The “shocking point” is that this story is relevant to us all and yet Ronco is the “sleazy” television sales world. Many people simple will not read this and get upset with me for recommending it to them.
I asked two extremely knowledgeable Sales people to recommend a sales book for me. From the VP of Sales I got Customer Centric Selling. I liked this recommendation because I had already read and liked Solution Selling by Bosworth. From the best sales person I’ve ever worked with I got ProActive Sales Management by Skip Miller
I like both books, they’ll both make a difference in your work. It was very interesting the choice that each person made since each book has very similar themes.

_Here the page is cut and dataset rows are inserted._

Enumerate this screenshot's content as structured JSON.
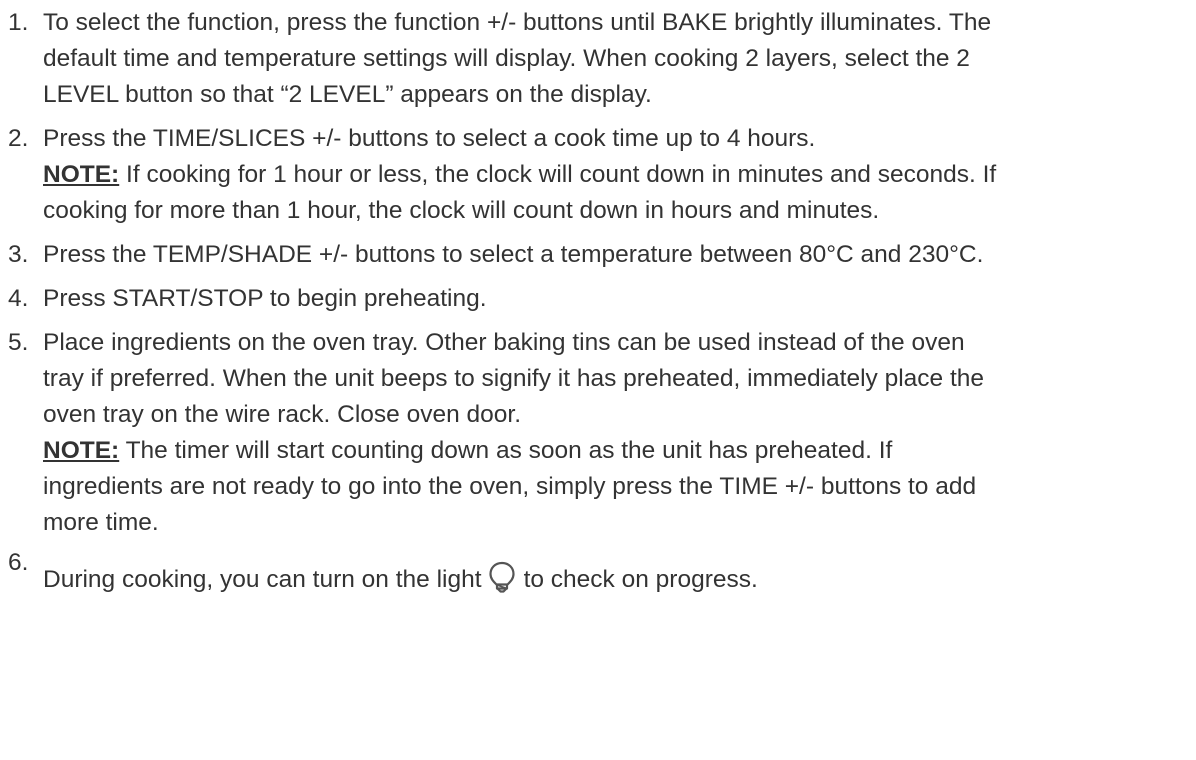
{
  "steps": [
    {
      "number": "1.",
      "lines": [
        "To select the function, press the function +/- buttons until BAKE brightly illuminates. The",
        "default time and temperature settings will display. When cooking 2 layers, select the 2",
        "LEVEL button so that “2 LEVEL” appears on the display."
      ]
    },
    {
      "number": "2.",
      "lines": [
        "Press the TIME/SLICES +/- buttons to select a cook time up to 4 hours."
      ],
      "note_label": "NOTE:",
      "note_lines": [
        " If cooking for 1 hour or less, the clock will count down in minutes and seconds. If",
        "cooking for more than 1 hour, the clock will count down in hours and minutes."
      ]
    },
    {
      "number": "3.",
      "lines": [
        "Press the TEMP/SHADE +/- buttons to select a temperature between 80°C and 230°C."
      ]
    },
    {
      "number": "4.",
      "lines": [
        "Press START/STOP to begin preheating."
      ]
    },
    {
      "number": "5.",
      "lines": [
        "Place ingredients on the oven tray. Other baking tins can be used instead of the oven",
        "tray if preferred. When the unit beeps to signify it has preheated, immediately place the",
        "oven tray on the wire rack. Close oven door."
      ],
      "note_label": "NOTE:",
      "note_lines": [
        " The timer will start counting down as soon as the unit has preheated. If",
        "ingredients are not ready to go into the oven, simply press the TIME +/- buttons to add",
        "more time."
      ]
    },
    {
      "number": "6.",
      "text_before_icon": "During cooking, you can turn on the light",
      "icon": "lightbulb-icon",
      "text_after_icon": "to check on progress."
    }
  ]
}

In the details each book services a different audience. So if you’re a sales guy looking for direct tips and a means for understanding corporate sales management go for ProActive. It’s feet are firmly on the ground of a sales guy. If you are a management type looking to understand sales systems go for CustomerCentric.
Personal Perspective – ProActive Sales Managment

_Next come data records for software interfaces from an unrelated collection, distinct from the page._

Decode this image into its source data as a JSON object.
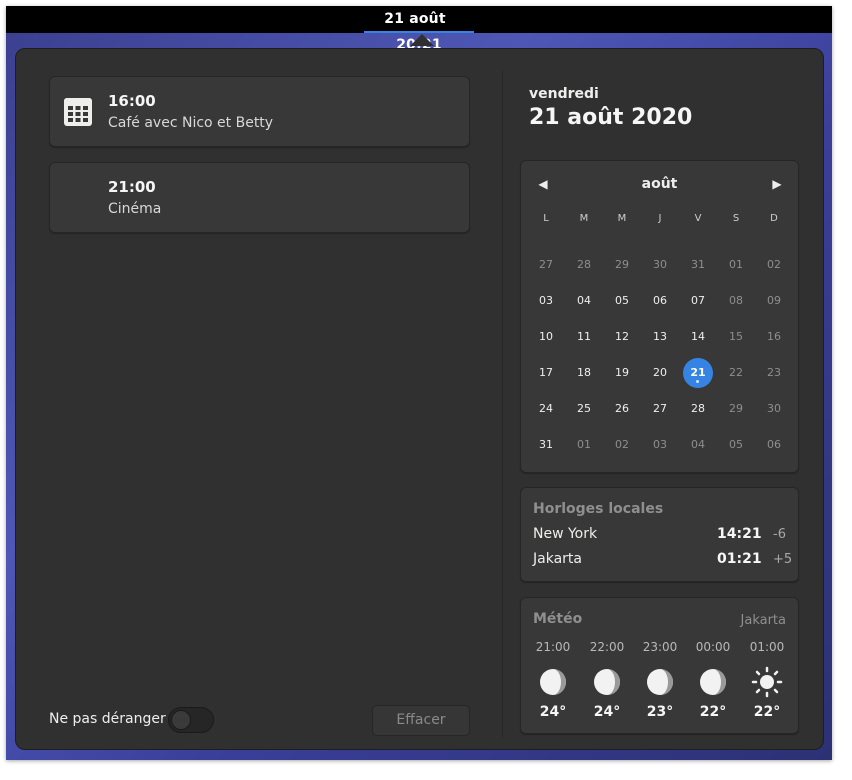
{
  "topbar": {
    "date": "21 août",
    "time": "20:21"
  },
  "events": [
    {
      "time": "16:00",
      "title": "Café avec Nico et Betty"
    },
    {
      "time": "21:00",
      "title": "Cinéma"
    }
  ],
  "footer": {
    "dnd_label": "Ne pas déranger",
    "dnd_enabled": false,
    "clear_label": "Effacer"
  },
  "date_header": {
    "day": "vendredi",
    "date": "21 août 2020"
  },
  "calendar": {
    "month": "août",
    "weekdays": [
      "L",
      "M",
      "M",
      "J",
      "V",
      "S",
      "D"
    ],
    "weeks": [
      [
        "27",
        "28",
        "29",
        "30",
        "31",
        "01",
        "02"
      ],
      [
        "03",
        "04",
        "05",
        "06",
        "07",
        "08",
        "09"
      ],
      [
        "10",
        "11",
        "12",
        "13",
        "14",
        "15",
        "16"
      ],
      [
        "17",
        "18",
        "19",
        "20",
        "21",
        "22",
        "23"
      ],
      [
        "24",
        "25",
        "26",
        "27",
        "28",
        "29",
        "30"
      ],
      [
        "31",
        "01",
        "02",
        "03",
        "04",
        "05",
        "06"
      ]
    ],
    "today": "21"
  },
  "world_clocks": {
    "title": "Horloges locales",
    "items": [
      {
        "city": "New York",
        "time": "14:21",
        "offset": "-6"
      },
      {
        "city": "Jakarta",
        "time": "01:21",
        "offset": "+5"
      }
    ]
  },
  "weather": {
    "title": "Météo",
    "location": "Jakarta",
    "forecast": [
      {
        "hour": "21:00",
        "icon": "moon-icon",
        "temp": "24°"
      },
      {
        "hour": "22:00",
        "icon": "moon-icon",
        "temp": "24°"
      },
      {
        "hour": "23:00",
        "icon": "moon-icon",
        "temp": "23°"
      },
      {
        "hour": "00:00",
        "icon": "moon-icon",
        "temp": "22°"
      },
      {
        "hour": "01:00",
        "icon": "sun-icon",
        "temp": "22°"
      }
    ]
  },
  "colors": {
    "accent": "#3584e4",
    "panel": "#303030",
    "card": "#383838"
  }
}
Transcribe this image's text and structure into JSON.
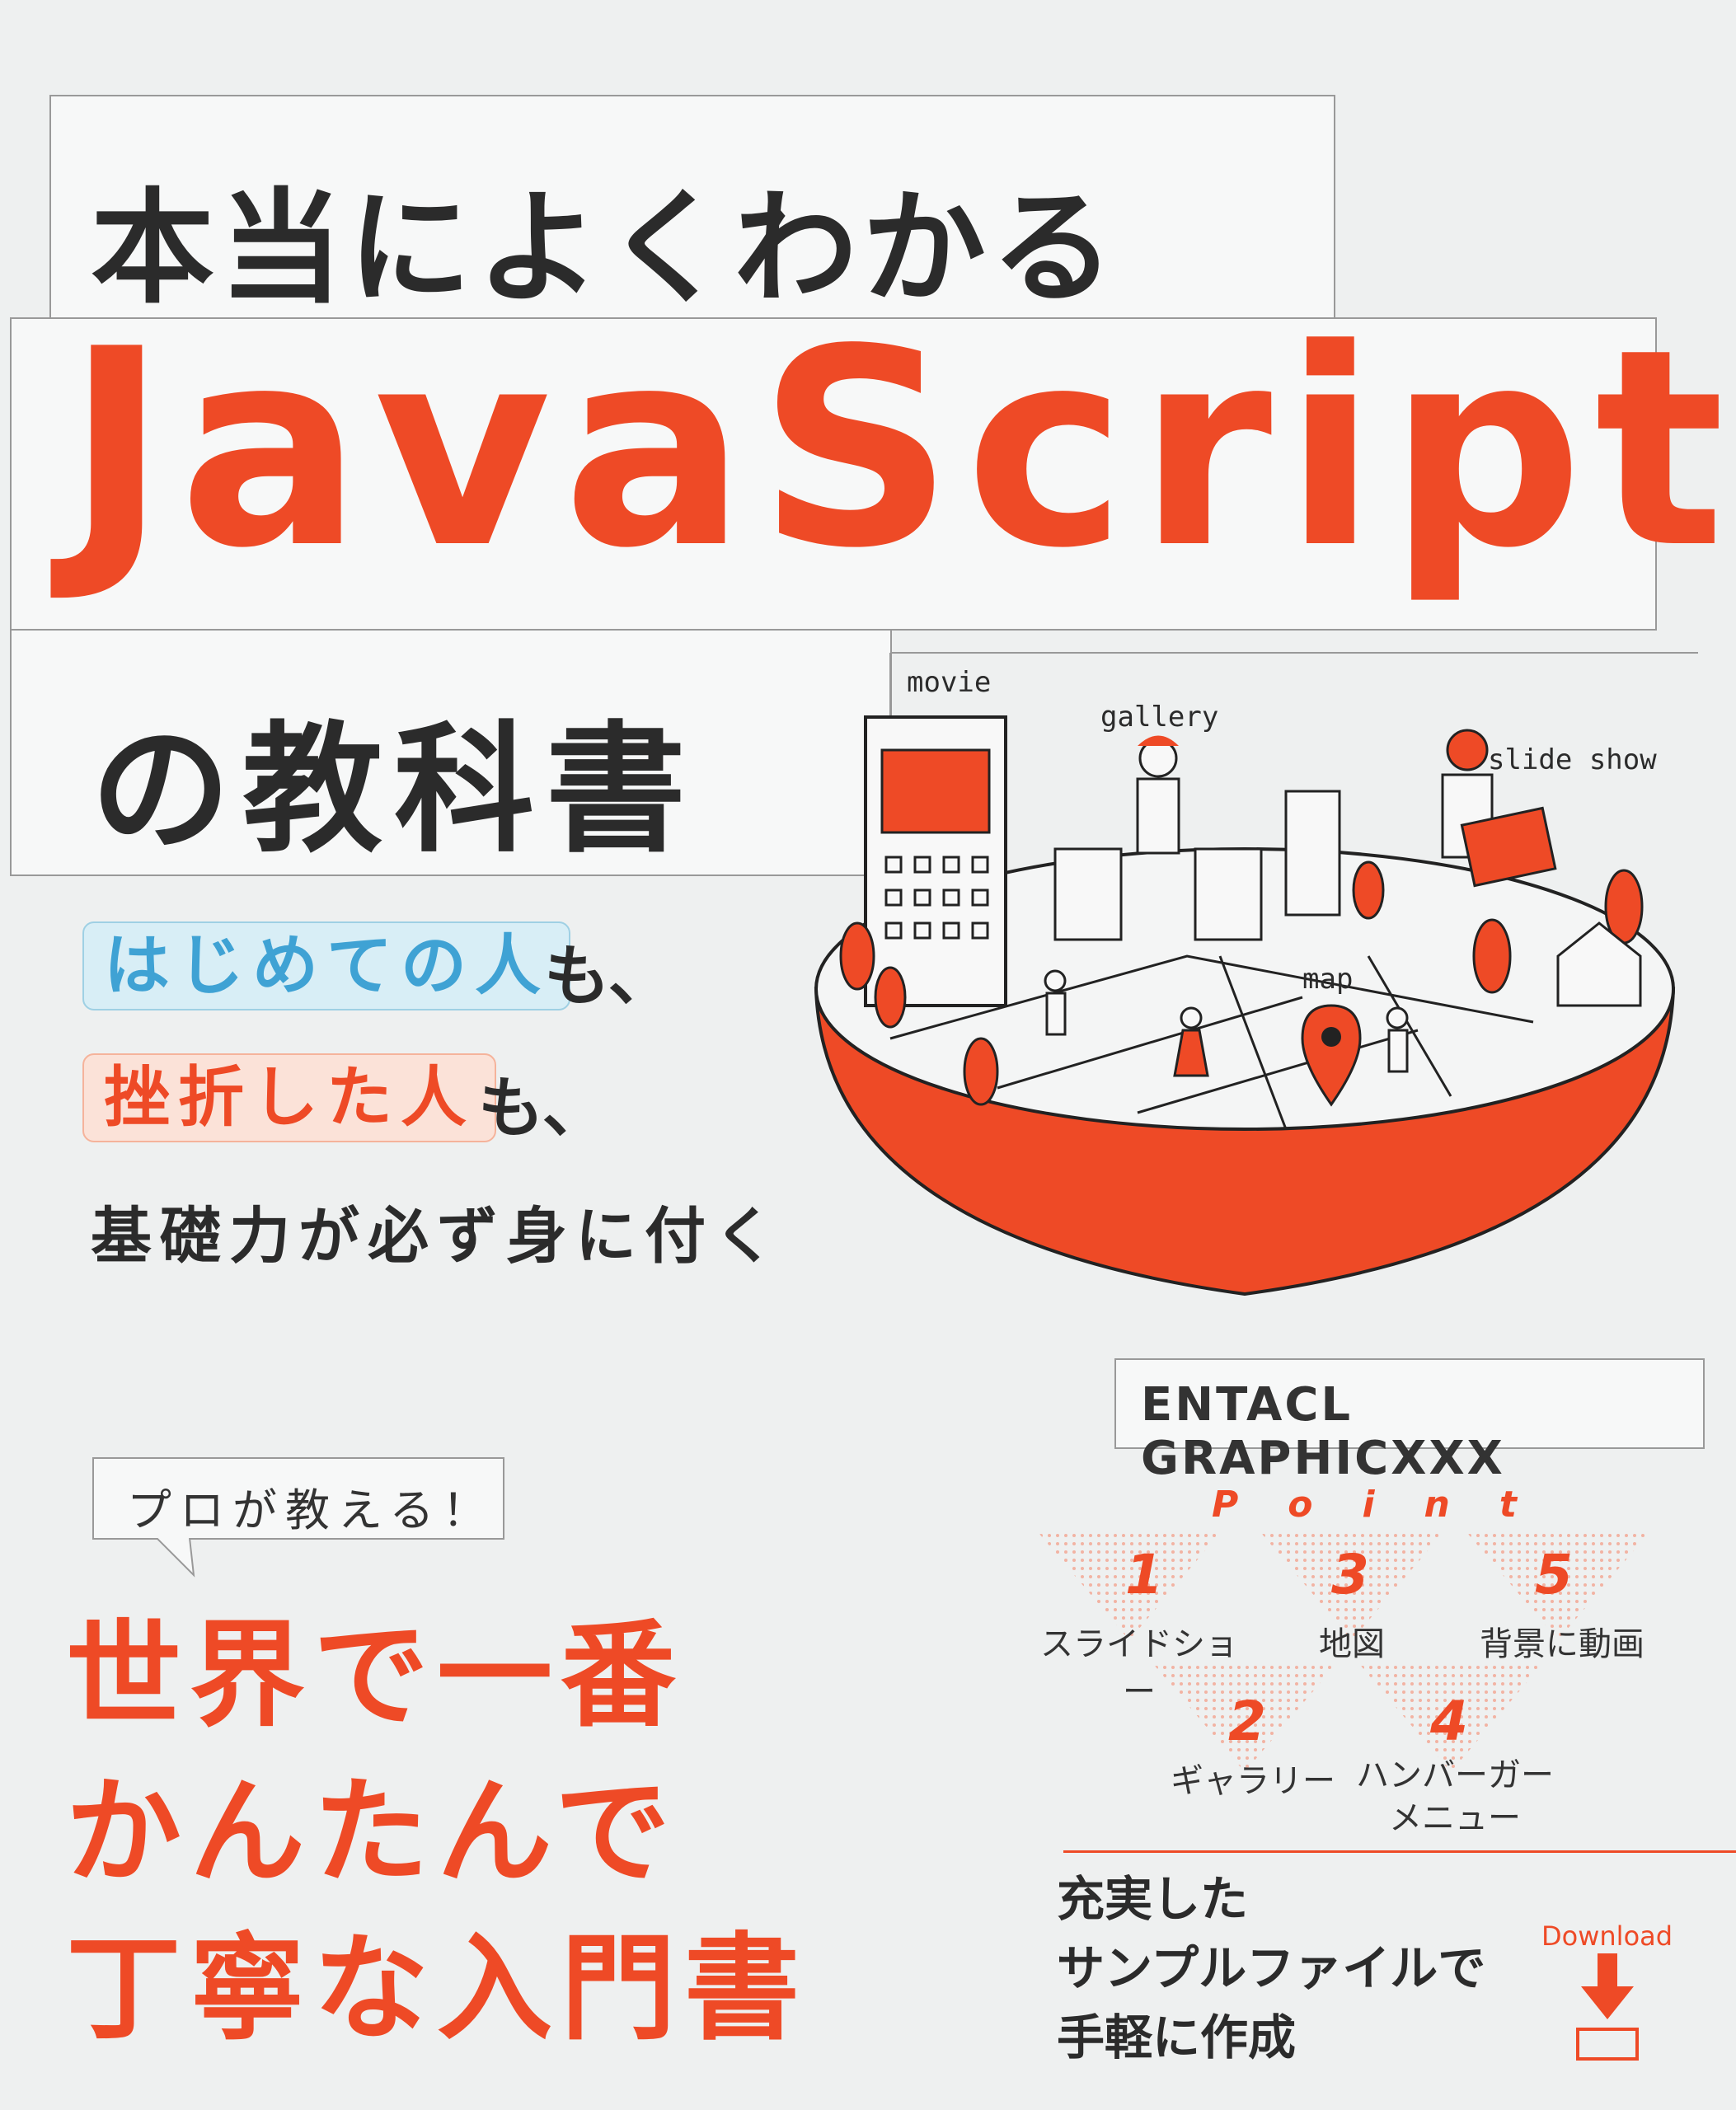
{
  "title": {
    "line1": "本当によくわかる",
    "line2": "JavaScript",
    "line3": "の教科書"
  },
  "lead": {
    "tag1": "はじめての人",
    "tag1_suffix": "も、",
    "tag2": "挫折した人",
    "tag2_suffix": "も、",
    "line3": "基礎力が必ず身に付く"
  },
  "illustration": {
    "labels": {
      "movie": "movie",
      "gallery": "gallery",
      "slideshow": "slide show",
      "map": "map"
    }
  },
  "author": "ENTACL GRAPHICXXX",
  "bubble": "プロが教える！",
  "headline": [
    "世界で一番",
    "かんたんで",
    "丁寧な入門書"
  ],
  "points": {
    "header": "Point",
    "items": [
      {
        "num": "1",
        "label": "スライドショー"
      },
      {
        "num": "2",
        "label": "ギャラリー"
      },
      {
        "num": "3",
        "label": "地図"
      },
      {
        "num": "4",
        "label": "ハンバーガー\nメニュー"
      },
      {
        "num": "5",
        "label": "背景に動画"
      }
    ]
  },
  "sample": "充実した\nサンプルファイルで\n手軽に作成",
  "download": "Download",
  "colors": {
    "accent": "#ee4a26",
    "blue": "#3fa2d4",
    "background": "#eef0f0"
  }
}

Managing Perspective – Customer Centric Selling
Innovation Techniques — “Dealing With Darwin”
Geoffrey Moore’s – Dealing With Darwin does an amazing job discussing Innovation Techniques available to companies as they age. This book is recommended for “Intrapreneurial Teams”. For the rest of you it is nice to know. It provides a detailed discussion on why Product Innovation is the innovation style necessary for “young” startups.
- The book is about managing innovation and overcoming inertia in established enterprises.
- It’s major thesis is that most companies love to innovate but hate to take risk, the net result being lots of me-too innovations that lack economic impact because they do not have the force to distinctively differentiate their offers.
- Its primary prescription is to pick a single vector of innovation and march so far down it that your competition either cannot or will not follow.
- The book describes fourteen innovation vectors all told. Different types are privileged at different points in the category maturity life cycle, so that innovation strategy must adapt to life-cycle dynamics. The overall model is used to help management teams winnow down innovation vector choices to one or two and align the bulk of their investment behind that choice.